The records below must be reproduced exactly, excluding any pictures.
[Start of Attachment]
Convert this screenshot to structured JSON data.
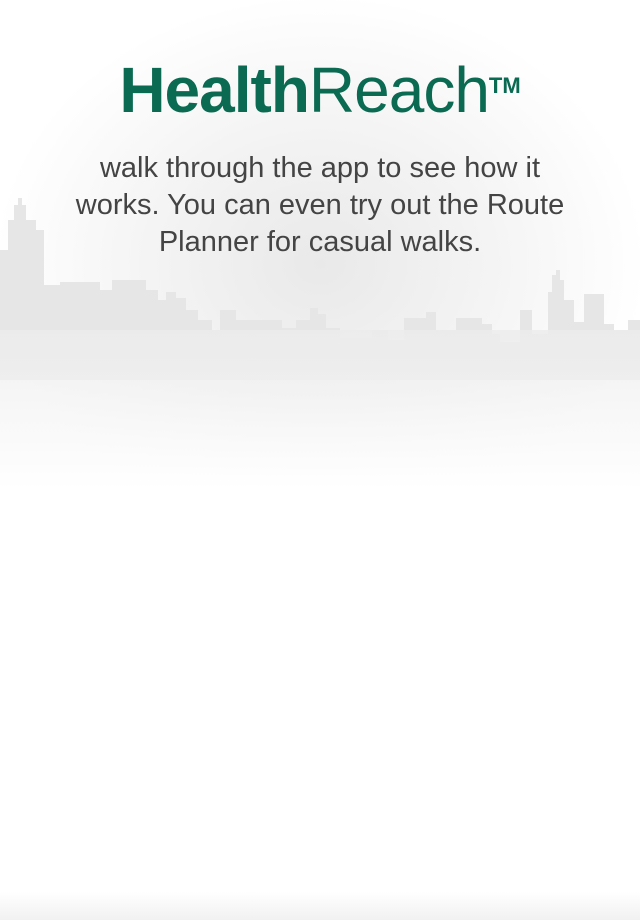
{
  "brand": {
    "name_bold": "Health",
    "name_light": "Reach",
    "trademark": "TM",
    "color": "#0a6a52"
  },
  "intro": {
    "message": "walk through the app to see how it works. You can even try out the Route Planner for casual walks."
  },
  "decor": {
    "background": "city-skyline"
  }
}
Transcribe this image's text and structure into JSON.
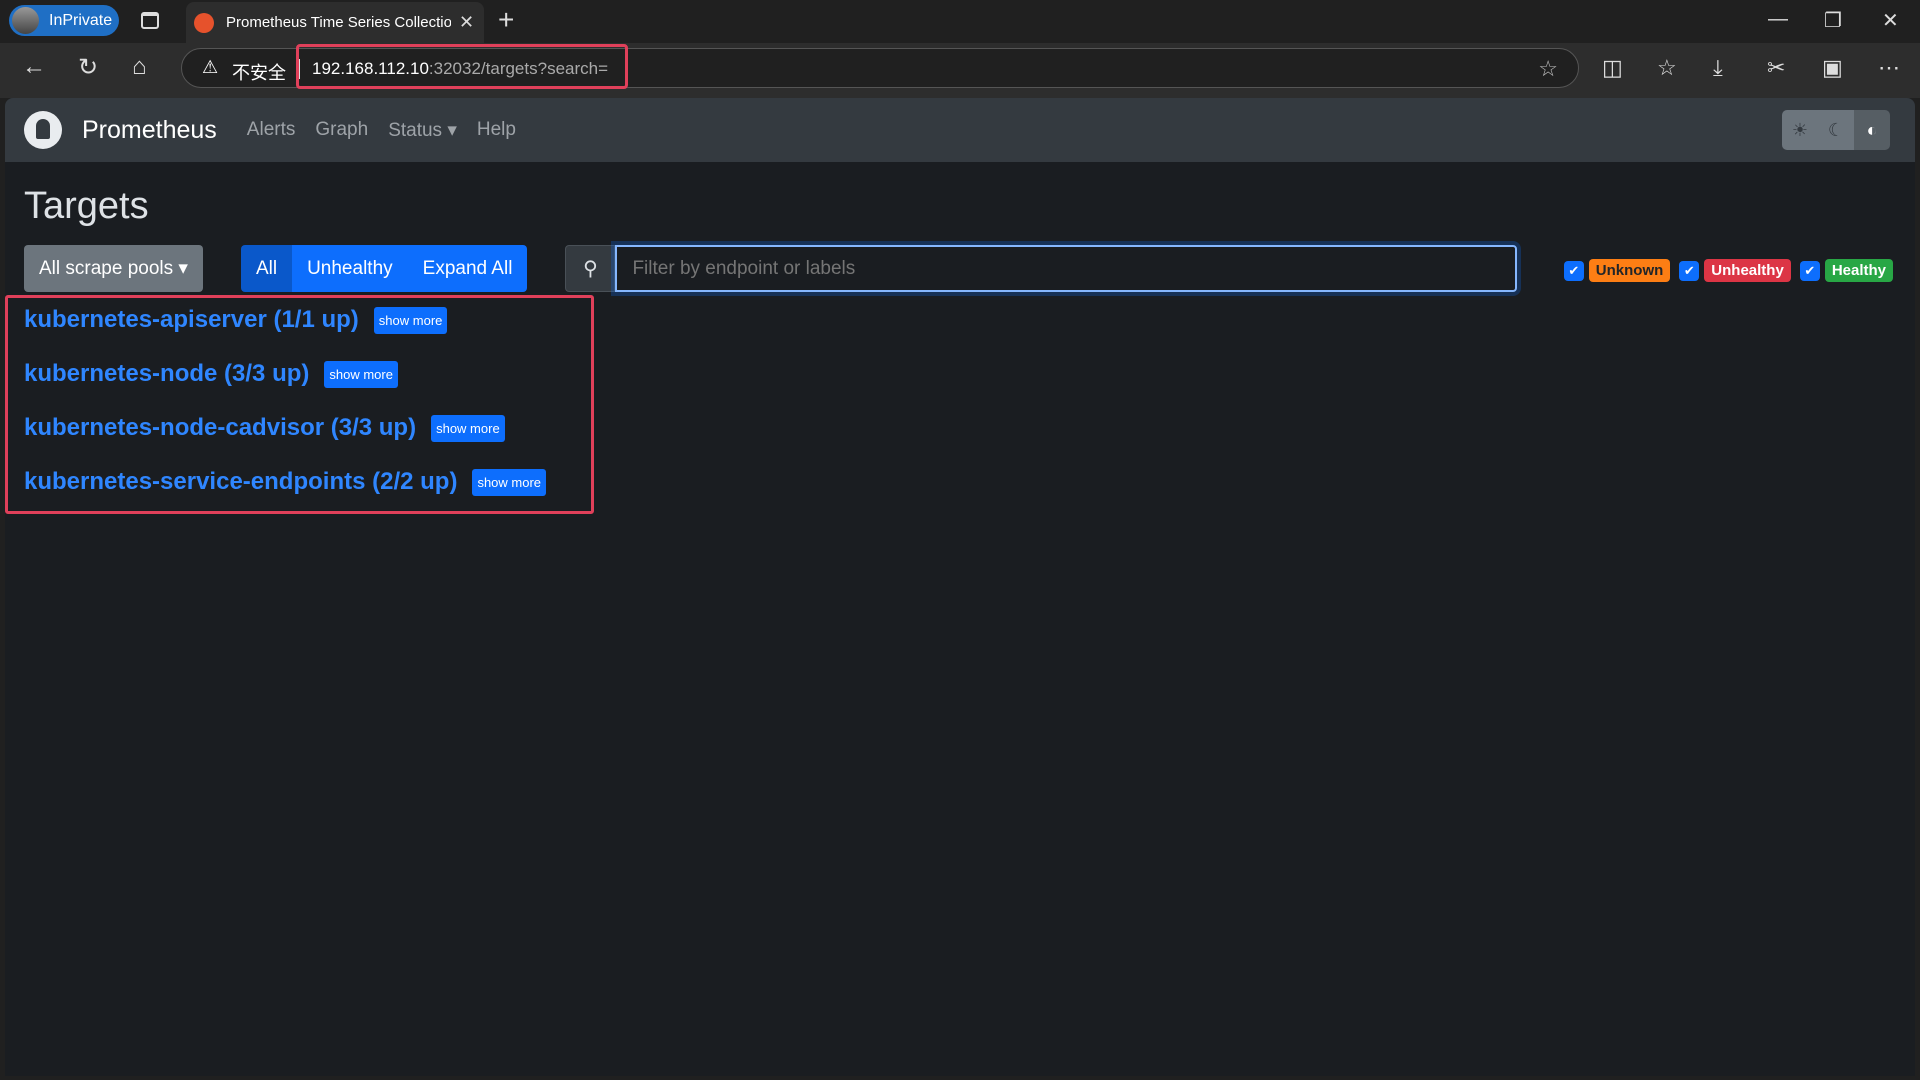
{
  "browser": {
    "inprivate": "InPrivate",
    "tab_title": "Prometheus Time Series Collection and Processing Server",
    "url_host": "192.168.112.10",
    "url_rest": ":32032/targets?search=",
    "insecure_label": "不安全"
  },
  "nav": {
    "brand": "Prometheus",
    "links": [
      "Alerts",
      "Graph",
      "Status",
      "Help"
    ]
  },
  "page": {
    "title": "Targets",
    "pools_button": "All scrape pools",
    "filters": [
      "All",
      "Unhealthy",
      "Expand All"
    ],
    "search_placeholder": "Filter by endpoint or labels",
    "states": [
      {
        "label": "Unknown",
        "color": "#fd7e14"
      },
      {
        "label": "Unhealthy",
        "color": "#dc3545"
      },
      {
        "label": "Healthy",
        "color": "#28a745"
      }
    ],
    "pools": [
      {
        "name": "kubernetes-apiserver (1/1 up)",
        "more": "show more"
      },
      {
        "name": "kubernetes-node (3/3 up)",
        "more": "show more"
      },
      {
        "name": "kubernetes-node-cadvisor (3/3 up)",
        "more": "show more"
      },
      {
        "name": "kubernetes-service-endpoints (2/2 up)",
        "more": "show more"
      }
    ]
  }
}
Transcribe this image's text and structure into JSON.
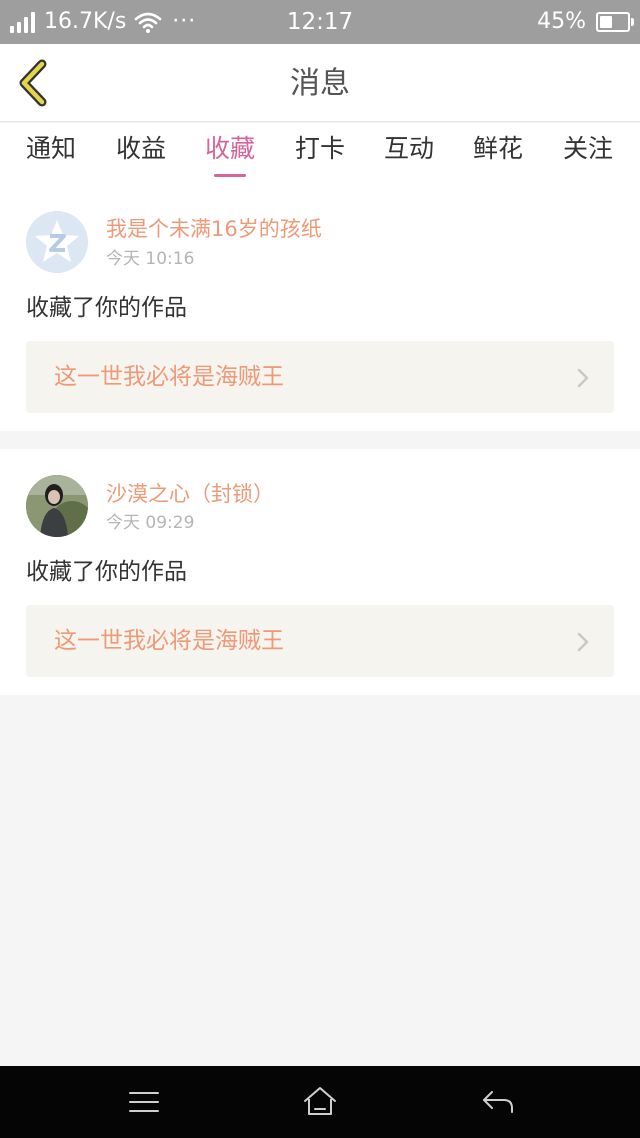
{
  "status_bar": {
    "net_speed": "16.7K/s",
    "more": "···",
    "time": "12:17",
    "battery": "45%",
    "battery_level": 0.45
  },
  "header": {
    "back_icon": "chevron-left-icon",
    "title": "消息"
  },
  "tabs": [
    {
      "label": "通知",
      "active": false
    },
    {
      "label": "收益",
      "active": false
    },
    {
      "label": "收藏",
      "active": true
    },
    {
      "label": "打卡",
      "active": false
    },
    {
      "label": "互动",
      "active": false
    },
    {
      "label": "鲜花",
      "active": false
    },
    {
      "label": "关注",
      "active": false
    }
  ],
  "messages": [
    {
      "avatar": "default-avatar-icon",
      "username": "我是个未满16岁的孩纸",
      "time": "今天 10:16",
      "action": "收藏了你的作品",
      "work_title": "这一世我必将是海贼王"
    },
    {
      "avatar": "user-photo-avatar",
      "username": "沙漠之心（封锁）",
      "time": "今天 09:29",
      "action": "收藏了你的作品",
      "work_title": "这一世我必将是海贼王"
    }
  ],
  "nav_bar": {
    "menu_icon": "menu-icon",
    "home_icon": "home-icon",
    "back_icon": "back-arrow-icon"
  },
  "colors": {
    "accent_pink": "#d7649b",
    "username_orange": "#ee9a78",
    "back_chevron": "#e3d64a"
  }
}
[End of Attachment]
_Solution to this task_
Convert this screenshot to structured JSON data.
{
  "brand": {
    "name_bold": "Health",
    "name_light": "Reach",
    "trademark": "TM",
    "color": "#0a6a52"
  },
  "intro": {
    "message": "walk through the app to see how it works. You can even try out the Route Planner for casual walks."
  },
  "decor": {
    "background": "city-skyline"
  }
}
Transcribe this image's text and structure into JSON.
{
  "browser": {
    "inprivate": "InPrivate",
    "tab_title": "Prometheus Time Series Collection and Processing Server",
    "url_host": "192.168.112.10",
    "url_rest": ":32032/targets?search=",
    "insecure_label": "不安全"
  },
  "nav": {
    "brand": "Prometheus",
    "links": [
      "Alerts",
      "Graph",
      "Status",
      "Help"
    ]
  },
  "page": {
    "title": "Targets",
    "pools_button": "All scrape pools",
    "filters": [
      "All",
      "Unhealthy",
      "Expand All"
    ],
    "search_placeholder": "Filter by endpoint or labels",
    "states": [
      {
        "label": "Unknown",
        "color": "#fd7e14"
      },
      {
        "label": "Unhealthy",
        "color": "#dc3545"
      },
      {
        "label": "Healthy",
        "color": "#28a745"
      }
    ],
    "pools": [
      {
        "name": "kubernetes-apiserver (1/1 up)",
        "more": "show more"
      },
      {
        "name": "kubernetes-node (3/3 up)",
        "more": "show more"
      },
      {
        "name": "kubernetes-node-cadvisor (3/3 up)",
        "more": "show more"
      },
      {
        "name": "kubernetes-service-endpoints (2/2 up)",
        "more": "show more"
      }
    ]
  }
}
Transcribe this image's text and structure into JSON.
{
  "status_bar": {
    "net_speed": "16.7K/s",
    "more": "···",
    "time": "12:17",
    "battery": "45%",
    "battery_level": 0.45
  },
  "header": {
    "back_icon": "chevron-left-icon",
    "title": "消息"
  },
  "tabs": [
    {
      "label": "通知",
      "active": false
    },
    {
      "label": "收益",
      "active": false
    },
    {
      "label": "收藏",
      "active": true
    },
    {
      "label": "打卡",
      "active": false
    },
    {
      "label": "互动",
      "active": false
    },
    {
      "label": "鲜花",
      "active": false
    },
    {
      "label": "关注",
      "active": false
    }
  ],
  "messages": [
    {
      "avatar": "default-avatar-icon",
      "username": "我是个未满16岁的孩纸",
      "time": "今天 10:16",
      "action": "收藏了你的作品",
      "work_title": "这一世我必将是海贼王"
    },
    {
      "avatar": "user-photo-avatar",
      "username": "沙漠之心（封锁）",
      "time": "今天 09:29",
      "action": "收藏了你的作品",
      "work_title": "这一世我必将是海贼王"
    }
  ],
  "nav_bar": {
    "menu_icon": "menu-icon",
    "home_icon": "home-icon",
    "back_icon": "back-arrow-icon"
  },
  "colors": {
    "accent_pink": "#d7649b",
    "username_orange": "#ee9a78",
    "back_chevron": "#e3d64a"
  }
}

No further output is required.